(Items from an interface collection)
________________________________________

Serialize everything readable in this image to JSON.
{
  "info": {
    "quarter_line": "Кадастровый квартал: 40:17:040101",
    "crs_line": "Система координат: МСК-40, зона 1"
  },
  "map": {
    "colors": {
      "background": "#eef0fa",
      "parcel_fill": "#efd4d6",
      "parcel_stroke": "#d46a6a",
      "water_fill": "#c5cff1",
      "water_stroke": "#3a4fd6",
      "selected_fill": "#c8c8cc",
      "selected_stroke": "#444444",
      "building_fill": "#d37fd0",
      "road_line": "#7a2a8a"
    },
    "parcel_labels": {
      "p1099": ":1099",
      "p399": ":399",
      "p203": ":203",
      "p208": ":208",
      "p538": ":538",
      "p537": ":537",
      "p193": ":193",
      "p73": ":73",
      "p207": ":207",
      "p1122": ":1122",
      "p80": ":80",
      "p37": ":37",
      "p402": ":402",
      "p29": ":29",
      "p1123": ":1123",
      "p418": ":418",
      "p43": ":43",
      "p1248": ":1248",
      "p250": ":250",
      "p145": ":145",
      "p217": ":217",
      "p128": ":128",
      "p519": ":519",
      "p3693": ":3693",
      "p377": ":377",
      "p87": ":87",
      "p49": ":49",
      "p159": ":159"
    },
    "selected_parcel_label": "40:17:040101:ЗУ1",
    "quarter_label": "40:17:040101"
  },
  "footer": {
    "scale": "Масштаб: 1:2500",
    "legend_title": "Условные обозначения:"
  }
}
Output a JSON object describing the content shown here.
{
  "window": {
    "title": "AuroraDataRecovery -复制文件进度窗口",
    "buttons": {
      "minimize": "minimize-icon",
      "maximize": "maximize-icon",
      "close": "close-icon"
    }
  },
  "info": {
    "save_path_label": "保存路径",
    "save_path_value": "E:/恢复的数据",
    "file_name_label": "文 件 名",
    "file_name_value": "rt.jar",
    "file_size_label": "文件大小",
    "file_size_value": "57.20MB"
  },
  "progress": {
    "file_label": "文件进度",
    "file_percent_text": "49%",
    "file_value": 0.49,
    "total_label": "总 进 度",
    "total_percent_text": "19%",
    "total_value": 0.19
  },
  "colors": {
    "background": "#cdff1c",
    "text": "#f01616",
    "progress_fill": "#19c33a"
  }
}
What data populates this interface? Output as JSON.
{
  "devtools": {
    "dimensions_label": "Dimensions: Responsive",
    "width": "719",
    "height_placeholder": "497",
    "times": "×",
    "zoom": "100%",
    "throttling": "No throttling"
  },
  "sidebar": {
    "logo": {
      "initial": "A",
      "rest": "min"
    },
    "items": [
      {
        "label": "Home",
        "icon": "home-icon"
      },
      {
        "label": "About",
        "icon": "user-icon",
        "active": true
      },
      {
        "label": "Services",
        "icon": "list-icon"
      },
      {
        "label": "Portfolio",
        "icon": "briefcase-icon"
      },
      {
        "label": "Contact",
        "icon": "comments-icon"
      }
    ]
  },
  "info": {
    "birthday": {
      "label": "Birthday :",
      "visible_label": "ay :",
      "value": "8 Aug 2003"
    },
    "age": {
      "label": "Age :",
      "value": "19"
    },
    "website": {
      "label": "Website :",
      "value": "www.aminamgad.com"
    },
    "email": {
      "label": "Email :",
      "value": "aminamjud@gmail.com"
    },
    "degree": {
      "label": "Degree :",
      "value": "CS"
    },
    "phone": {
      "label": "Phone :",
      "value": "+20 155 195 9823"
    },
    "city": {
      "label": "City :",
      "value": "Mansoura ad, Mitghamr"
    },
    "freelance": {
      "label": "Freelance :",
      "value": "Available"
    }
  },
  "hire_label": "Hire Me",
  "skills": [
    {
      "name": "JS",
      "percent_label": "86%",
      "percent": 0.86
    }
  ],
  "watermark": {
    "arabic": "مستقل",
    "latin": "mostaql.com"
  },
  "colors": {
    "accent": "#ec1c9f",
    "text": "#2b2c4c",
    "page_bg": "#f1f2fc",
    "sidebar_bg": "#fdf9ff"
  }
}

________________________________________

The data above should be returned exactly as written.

**SOLUTION TO THE EXERCISE:**
Serialize everything readable in this image to JSON.
{
  "info": {
    "quarter_line": "Кадастровый квартал: 40:17:040101",
    "crs_line": "Система координат: МСК-40, зона 1"
  },
  "map": {
    "colors": {
      "background": "#eef0fa",
      "parcel_fill": "#efd4d6",
      "parcel_stroke": "#d46a6a",
      "water_fill": "#c5cff1",
      "water_stroke": "#3a4fd6",
      "selected_fill": "#c8c8cc",
      "selected_stroke": "#444444",
      "building_fill": "#d37fd0",
      "road_line": "#7a2a8a"
    },
    "parcel_labels": {
      "p1099": ":1099",
      "p399": ":399",
      "p203": ":203",
      "p208": ":208",
      "p538": ":538",
      "p537": ":537",
      "p193": ":193",
      "p73": ":73",
      "p207": ":207",
      "p1122": ":1122",
      "p80": ":80",
      "p37": ":37",
      "p402": ":402",
      "p29": ":29",
      "p1123": ":1123",
      "p418": ":418",
      "p43": ":43",
      "p1248": ":1248",
      "p250": ":250",
      "p145": ":145",
      "p217": ":217",
      "p128": ":128",
      "p519": ":519",
      "p3693": ":3693",
      "p377": ":377",
      "p87": ":87",
      "p49": ":49",
      "p159": ":159"
    },
    "selected_parcel_label": "40:17:040101:ЗУ1",
    "quarter_label": "40:17:040101"
  },
  "footer": {
    "scale": "Масштаб: 1:2500",
    "legend_title": "Условные обозначения:"
  }
}
Output a JSON object describing the content shown here.
{
  "window": {
    "title": "AuroraDataRecovery -复制文件进度窗口",
    "buttons": {
      "minimize": "minimize-icon",
      "maximize": "maximize-icon",
      "close": "close-icon"
    }
  },
  "info": {
    "save_path_label": "保存路径",
    "save_path_value": "E:/恢复的数据",
    "file_name_label": "文 件 名",
    "file_name_value": "rt.jar",
    "file_size_label": "文件大小",
    "file_size_value": "57.20MB"
  },
  "progress": {
    "file_label": "文件进度",
    "file_percent_text": "49%",
    "file_value": 0.49,
    "total_label": "总 进 度",
    "total_percent_text": "19%",
    "total_value": 0.19
  },
  "colors": {
    "background": "#cdff1c",
    "text": "#f01616",
    "progress_fill": "#19c33a"
  }
}
What data populates this interface? Output as JSON.
{
  "devtools": {
    "dimensions_label": "Dimensions: Responsive",
    "width": "719",
    "height_placeholder": "497",
    "times": "×",
    "zoom": "100%",
    "throttling": "No throttling"
  },
  "sidebar": {
    "logo": {
      "initial": "A",
      "rest": "min"
    },
    "items": [
      {
        "label": "Home",
        "icon": "home-icon"
      },
      {
        "label": "About",
        "icon": "user-icon",
        "active": true
      },
      {
        "label": "Services",
        "icon": "list-icon"
      },
      {
        "label": "Portfolio",
        "icon": "briefcase-icon"
      },
      {
        "label": "Contact",
        "icon": "comments-icon"
      }
    ]
  },
  "info": {
    "birthday": {
      "label": "Birthday :",
      "visible_label": "ay :",
      "value": "8 Aug 2003"
    },
    "age": {
      "label": "Age :",
      "value": "19"
    },
    "website": {
      "label": "Website :",
      "value": "www.aminamgad.com"
    },
    "email": {
      "label": "Email :",
      "value": "aminamjud@gmail.com"
    },
    "degree": {
      "label": "Degree :",
      "value": "CS"
    },
    "phone": {
      "label": "Phone :",
      "value": "+20 155 195 9823"
    },
    "city": {
      "label": "City :",
      "value": "Mansoura ad, Mitghamr"
    },
    "freelance": {
      "label": "Freelance :",
      "value": "Available"
    }
  },
  "hire_label": "Hire Me",
  "skills": [
    {
      "name": "JS",
      "percent_label": "86%",
      "percent": 0.86
    }
  ],
  "watermark": {
    "arabic": "مستقل",
    "latin": "mostaql.com"
  },
  "colors": {
    "accent": "#ec1c9f",
    "text": "#2b2c4c",
    "page_bg": "#f1f2fc",
    "sidebar_bg": "#fdf9ff"
  }
}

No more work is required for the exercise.